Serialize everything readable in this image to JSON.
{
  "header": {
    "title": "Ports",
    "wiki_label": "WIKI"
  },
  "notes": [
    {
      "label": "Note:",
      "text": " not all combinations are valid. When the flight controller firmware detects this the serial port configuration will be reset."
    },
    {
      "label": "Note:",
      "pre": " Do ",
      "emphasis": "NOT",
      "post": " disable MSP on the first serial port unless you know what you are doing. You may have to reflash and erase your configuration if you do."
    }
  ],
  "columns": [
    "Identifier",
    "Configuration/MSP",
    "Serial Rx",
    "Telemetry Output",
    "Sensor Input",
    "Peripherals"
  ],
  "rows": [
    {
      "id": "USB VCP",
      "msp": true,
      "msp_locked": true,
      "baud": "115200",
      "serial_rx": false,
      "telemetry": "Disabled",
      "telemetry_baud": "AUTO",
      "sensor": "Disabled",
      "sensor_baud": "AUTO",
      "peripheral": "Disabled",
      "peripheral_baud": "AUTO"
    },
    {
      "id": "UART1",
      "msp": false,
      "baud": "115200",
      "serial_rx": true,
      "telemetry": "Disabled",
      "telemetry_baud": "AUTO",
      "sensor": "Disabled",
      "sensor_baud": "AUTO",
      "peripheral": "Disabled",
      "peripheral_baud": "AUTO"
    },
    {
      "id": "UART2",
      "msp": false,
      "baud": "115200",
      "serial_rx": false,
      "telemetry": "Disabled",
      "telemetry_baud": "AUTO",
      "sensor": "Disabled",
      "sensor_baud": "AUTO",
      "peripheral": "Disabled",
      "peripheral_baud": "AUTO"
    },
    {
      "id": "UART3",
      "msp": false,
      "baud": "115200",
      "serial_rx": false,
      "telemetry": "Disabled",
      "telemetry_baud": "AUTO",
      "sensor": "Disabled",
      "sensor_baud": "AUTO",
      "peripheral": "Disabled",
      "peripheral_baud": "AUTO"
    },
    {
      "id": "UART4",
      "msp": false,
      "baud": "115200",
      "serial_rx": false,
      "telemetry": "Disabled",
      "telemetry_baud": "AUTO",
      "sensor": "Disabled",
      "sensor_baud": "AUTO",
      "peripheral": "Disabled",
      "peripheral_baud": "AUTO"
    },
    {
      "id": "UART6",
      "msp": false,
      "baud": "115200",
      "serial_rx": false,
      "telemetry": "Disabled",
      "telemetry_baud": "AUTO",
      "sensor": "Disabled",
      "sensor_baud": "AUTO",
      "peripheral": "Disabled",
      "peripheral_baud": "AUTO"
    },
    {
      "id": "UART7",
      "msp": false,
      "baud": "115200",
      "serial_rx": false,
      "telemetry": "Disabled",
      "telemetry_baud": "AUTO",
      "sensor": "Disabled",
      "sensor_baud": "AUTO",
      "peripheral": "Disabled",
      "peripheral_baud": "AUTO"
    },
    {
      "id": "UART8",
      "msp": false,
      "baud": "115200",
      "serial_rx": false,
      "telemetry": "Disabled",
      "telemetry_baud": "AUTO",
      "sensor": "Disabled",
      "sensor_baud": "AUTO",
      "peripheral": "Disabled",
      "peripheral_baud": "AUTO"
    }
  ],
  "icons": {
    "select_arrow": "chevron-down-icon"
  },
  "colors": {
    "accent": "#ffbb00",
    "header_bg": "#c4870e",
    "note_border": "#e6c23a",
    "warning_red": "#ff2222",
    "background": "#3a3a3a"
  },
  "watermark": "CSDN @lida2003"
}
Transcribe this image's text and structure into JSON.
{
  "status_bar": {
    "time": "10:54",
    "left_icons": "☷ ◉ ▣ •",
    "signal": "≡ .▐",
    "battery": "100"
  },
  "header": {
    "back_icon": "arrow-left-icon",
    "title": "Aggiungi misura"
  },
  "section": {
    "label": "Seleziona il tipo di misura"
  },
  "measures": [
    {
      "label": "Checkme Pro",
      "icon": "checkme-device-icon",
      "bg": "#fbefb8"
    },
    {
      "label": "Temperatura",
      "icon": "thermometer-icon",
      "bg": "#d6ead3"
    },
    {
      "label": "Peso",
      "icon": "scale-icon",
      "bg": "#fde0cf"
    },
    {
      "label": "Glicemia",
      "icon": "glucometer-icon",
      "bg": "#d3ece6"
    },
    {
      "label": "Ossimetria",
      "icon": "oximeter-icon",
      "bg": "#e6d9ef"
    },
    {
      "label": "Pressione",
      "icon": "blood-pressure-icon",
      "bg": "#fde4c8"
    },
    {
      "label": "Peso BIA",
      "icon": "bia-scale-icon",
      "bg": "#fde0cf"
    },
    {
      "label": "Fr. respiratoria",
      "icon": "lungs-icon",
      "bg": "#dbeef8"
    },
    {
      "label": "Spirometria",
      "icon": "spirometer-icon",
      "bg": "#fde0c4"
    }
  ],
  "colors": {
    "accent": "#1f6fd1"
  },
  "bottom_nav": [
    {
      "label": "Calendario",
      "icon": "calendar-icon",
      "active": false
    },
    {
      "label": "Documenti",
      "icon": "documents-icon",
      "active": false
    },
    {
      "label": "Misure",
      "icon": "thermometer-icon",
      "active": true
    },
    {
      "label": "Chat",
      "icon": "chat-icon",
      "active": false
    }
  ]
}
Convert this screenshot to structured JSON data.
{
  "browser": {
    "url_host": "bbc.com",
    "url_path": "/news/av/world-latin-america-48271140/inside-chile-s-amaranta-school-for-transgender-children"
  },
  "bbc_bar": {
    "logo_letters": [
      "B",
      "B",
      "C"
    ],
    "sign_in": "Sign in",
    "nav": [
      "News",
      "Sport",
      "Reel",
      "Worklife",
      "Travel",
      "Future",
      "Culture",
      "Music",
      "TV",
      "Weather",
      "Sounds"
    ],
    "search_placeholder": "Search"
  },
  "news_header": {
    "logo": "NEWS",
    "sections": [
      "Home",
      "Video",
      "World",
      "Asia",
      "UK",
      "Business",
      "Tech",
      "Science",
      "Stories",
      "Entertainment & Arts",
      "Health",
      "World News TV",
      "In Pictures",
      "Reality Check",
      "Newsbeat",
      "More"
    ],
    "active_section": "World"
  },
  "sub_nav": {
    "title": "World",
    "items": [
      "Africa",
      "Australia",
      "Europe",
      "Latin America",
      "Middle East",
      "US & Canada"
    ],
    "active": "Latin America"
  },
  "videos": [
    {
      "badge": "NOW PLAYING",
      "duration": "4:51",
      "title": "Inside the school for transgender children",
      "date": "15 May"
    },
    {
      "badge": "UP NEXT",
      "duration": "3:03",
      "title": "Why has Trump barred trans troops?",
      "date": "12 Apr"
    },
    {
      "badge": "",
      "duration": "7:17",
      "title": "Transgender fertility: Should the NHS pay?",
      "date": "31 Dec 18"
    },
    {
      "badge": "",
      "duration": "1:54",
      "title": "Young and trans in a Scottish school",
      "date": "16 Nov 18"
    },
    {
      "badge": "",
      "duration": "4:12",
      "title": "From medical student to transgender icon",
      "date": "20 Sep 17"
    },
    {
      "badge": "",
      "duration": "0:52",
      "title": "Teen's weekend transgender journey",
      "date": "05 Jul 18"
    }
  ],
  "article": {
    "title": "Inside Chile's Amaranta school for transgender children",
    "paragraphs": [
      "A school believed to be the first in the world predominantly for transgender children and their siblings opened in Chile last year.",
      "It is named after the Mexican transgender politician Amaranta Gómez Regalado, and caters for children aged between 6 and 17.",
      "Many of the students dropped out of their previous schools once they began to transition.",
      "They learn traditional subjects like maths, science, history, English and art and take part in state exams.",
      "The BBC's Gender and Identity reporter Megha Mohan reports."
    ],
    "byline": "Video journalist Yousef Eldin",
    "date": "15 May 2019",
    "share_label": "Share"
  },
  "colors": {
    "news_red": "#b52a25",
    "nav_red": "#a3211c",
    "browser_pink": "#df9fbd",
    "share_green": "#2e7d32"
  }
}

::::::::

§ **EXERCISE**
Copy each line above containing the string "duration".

§ **ANSWER AREA**
      "duration": "4:51",
      "duration": "3:03",
      "duration": "7:17",
      "duration": "1:54",
      "duration": "4:12",
      "duration": "0:52",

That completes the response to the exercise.